Most Notes, not unlike tweets, are short-form, titleless status updates.
Title (or name), in this case, means either a
p-name class (for h-feed entries) or
title tag (for Atom or RSS items).
The markup below is but one example of how a note may be rendered in the context of an h-feed.
Again, actual notes should not have a title. In this case, however, rather than leave out headings altogether, which I’m afraid might not be the most accessible approach, I’ve simply chosen to not add a
p-name class (and visually hide the heading using CSS).
<article class="h-entry"> <h2 class="sr-only">Hello World</h2> <div class="p-content"> Hello world! </div> <footer> <p>Filed under <a href="/category/general" class="p-category" rel="tag">General</a></p> <p>On <a class="u-url u-uid" href="/notes/1234" rel="bookmark"><time datetime="2021-06-01T13:00:00+02:00" class="dt-published">June 1, 2021</time></a> </p> <p>Also on <a href="https://twitter.com/alice/1234" class="u-syndication" rel="syndication">Twitter</a></p> </footer> </article>
Remark: On single-entry views, you’d typically replace the
h2 with a
h1, and reuse its content in the page’s
On second thought, dropping the
h2 on feed pages is probably not too bad, but not having a clear
title) is probably problematic (on any page).
Next to a permalink to the note itself (i.e., its single-entry page) and “published” timestamp, this typical example also contains a
p-category, and a syndication link marked up with
Note that I’ve left out a
h-card element. I like to think that adding a single, separate
h-card to the overall h-feed instead is good for accessibility. (All of the feed’s entries should—and most parsers act this way—automatically inherit this card.)
On a single-entry page, however, this h-card should be inside the
It’s probably best to define your personal h-card as a partial of sorts and have your server-side script or static site generator include it where needed.

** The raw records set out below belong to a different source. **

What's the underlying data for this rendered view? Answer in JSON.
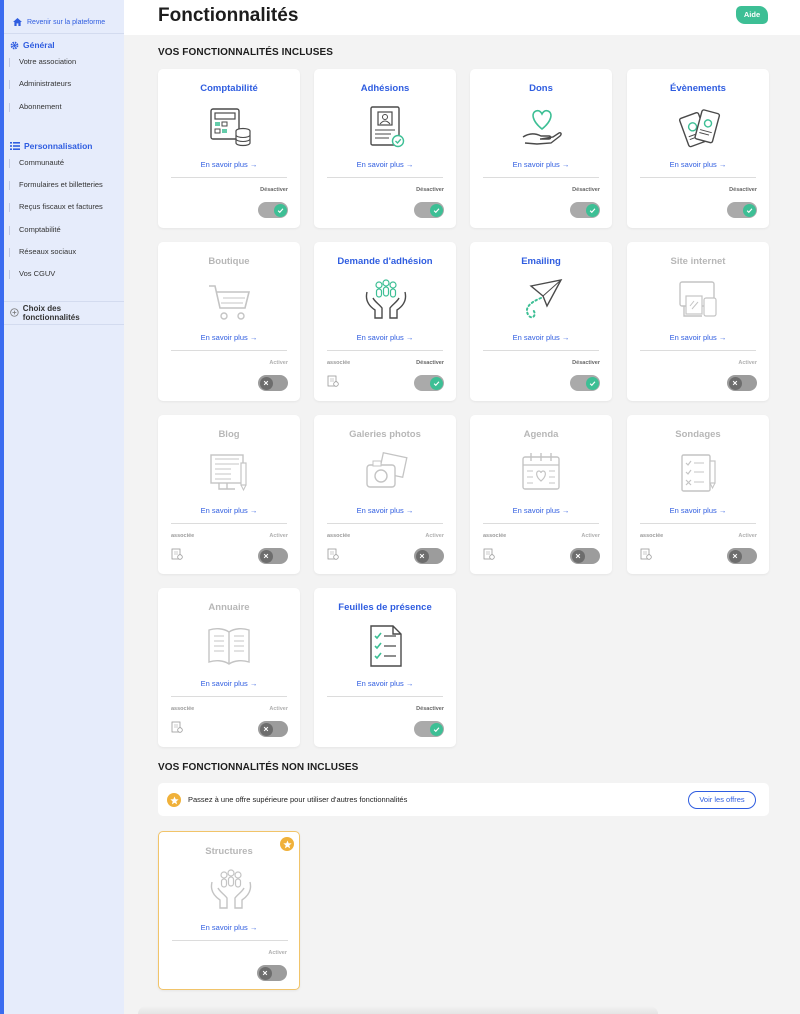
{
  "sidebar": {
    "back_label": "Revenir sur la plateforme",
    "sections": [
      {
        "title": "Général",
        "items": [
          "Votre association",
          "Administrateurs",
          "Abonnement"
        ]
      },
      {
        "title": "Personnalisation",
        "items": [
          "Communauté",
          "Formulaires et billetteries",
          "Reçus fiscaux et factures",
          "Comptabilité",
          "Réseaux sociaux",
          "Vos CGUV"
        ]
      }
    ],
    "choix_label": "Choix des fonctionnalités"
  },
  "header": {
    "title": "Fonctionnalités",
    "help_label": "Aide"
  },
  "included_title": "VOS FONCTIONNALITÉS INCLUSES",
  "not_included_title": "VOS FONCTIONNALITÉS NON INCLUSES",
  "link_label": "En savoir plus →",
  "assoc_label": "associée",
  "features": [
    {
      "title": "Comptabilité",
      "enabled": true,
      "action": "Désactiver",
      "icon": "accounting-icon"
    },
    {
      "title": "Adhésions",
      "enabled": true,
      "action": "Désactiver",
      "icon": "membership-card-icon"
    },
    {
      "title": "Dons",
      "enabled": true,
      "action": "Désactiver",
      "icon": "donation-heart-hand-icon"
    },
    {
      "title": "Évènements",
      "enabled": true,
      "action": "Désactiver",
      "icon": "tickets-icon"
    },
    {
      "title": "Boutique",
      "enabled": false,
      "action": "Activer",
      "icon": "shopping-cart-icon"
    },
    {
      "title": "Demande d'adhésion",
      "enabled": true,
      "action": "Désactiver",
      "icon": "people-hands-icon",
      "associated": true
    },
    {
      "title": "Emailing",
      "enabled": true,
      "action": "Désactiver",
      "icon": "paper-plane-icon"
    },
    {
      "title": "Site internet",
      "enabled": false,
      "action": "Activer",
      "icon": "devices-icon"
    },
    {
      "title": "Blog",
      "enabled": false,
      "action": "Activer",
      "icon": "blog-icon",
      "associated": true
    },
    {
      "title": "Galeries photos",
      "enabled": false,
      "action": "Activer",
      "icon": "photo-gallery-icon",
      "associated": true
    },
    {
      "title": "Agenda",
      "enabled": false,
      "action": "Activer",
      "icon": "calendar-icon",
      "associated": true
    },
    {
      "title": "Sondages",
      "enabled": false,
      "action": "Activer",
      "icon": "survey-icon",
      "associated": true
    },
    {
      "title": "Annuaire",
      "enabled": false,
      "action": "Activer",
      "icon": "directory-book-icon",
      "associated": true
    },
    {
      "title": "Feuilles de présence",
      "enabled": true,
      "action": "Désactiver",
      "icon": "attendance-sheet-icon"
    }
  ],
  "banner": {
    "text": "Passez à une offre supérieure pour utiliser d'autres fonctionnalités",
    "button_label": "Voir les offres"
  },
  "premium_features": [
    {
      "title": "Structures",
      "enabled": false,
      "action": "Activer",
      "icon": "structures-icon"
    }
  ],
  "colors": {
    "accent": "#2f5de0",
    "success": "#3dbf95",
    "premium": "#f0b13a",
    "disabled": "#b7b7b7"
  }
}
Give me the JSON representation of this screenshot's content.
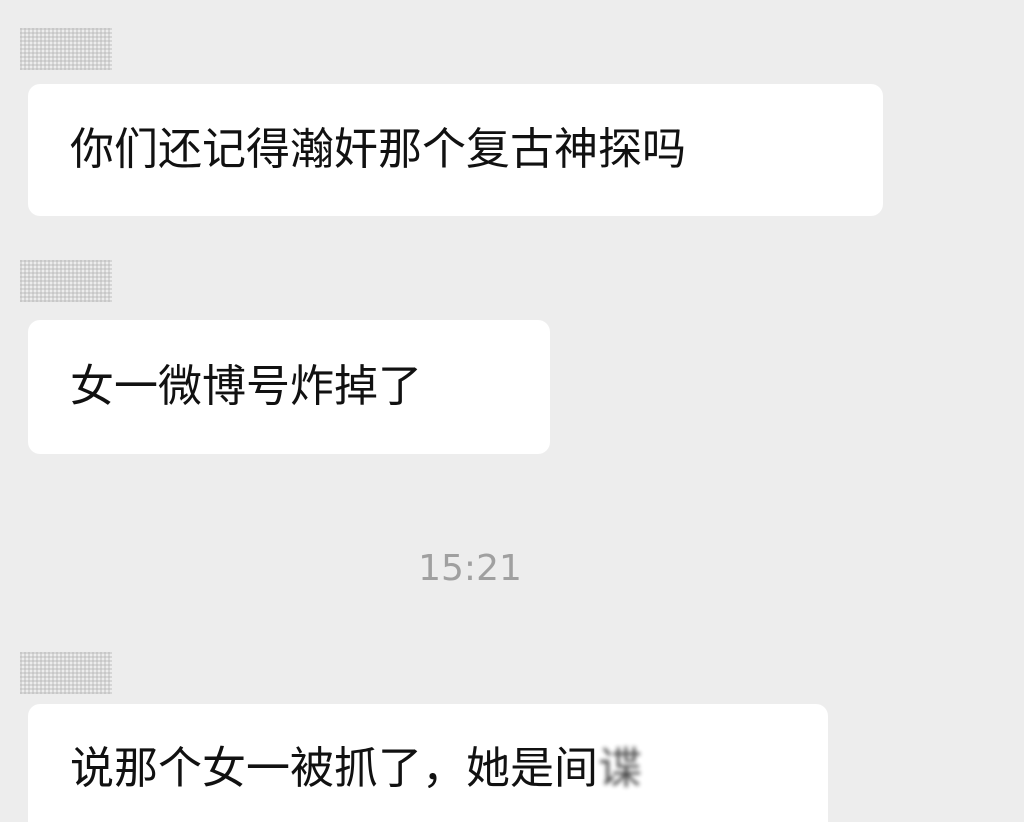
{
  "messages": [
    {
      "text": "你们还记得瀚奸那个复古神探吗"
    },
    {
      "text": "女一微博号炸掉了"
    },
    {
      "timestamp": "15:21"
    },
    {
      "text": "说那个女一被抓了，她是间",
      "obscured_tail": "谍"
    }
  ]
}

<item> <dc:creator><![CDATA[Alice]]></dc:creator> <description><![CDATA[Hello world!]]></description> <category>General</category> <pubDate>Tue, 01 Jun 2021 13:00:00+0200</pubDate> <link>https://example.org/notes/1234</link> <guid>https://example.org/notes/1234</guid> </item>
- There’s no
titleelement, the RSS equivalent of a missing
p-name. (Yes, this is valid RSS!)
- Absolute URLs only. (This is debatable, as most—but not all—feed aggregators will correctly resolve relative URLs. Still, relative URLs are probably bad.)
- It’s not actually necessary to wrap plain text in
<![CDATA]>tags, but doing so probably helps prevent future mistakes.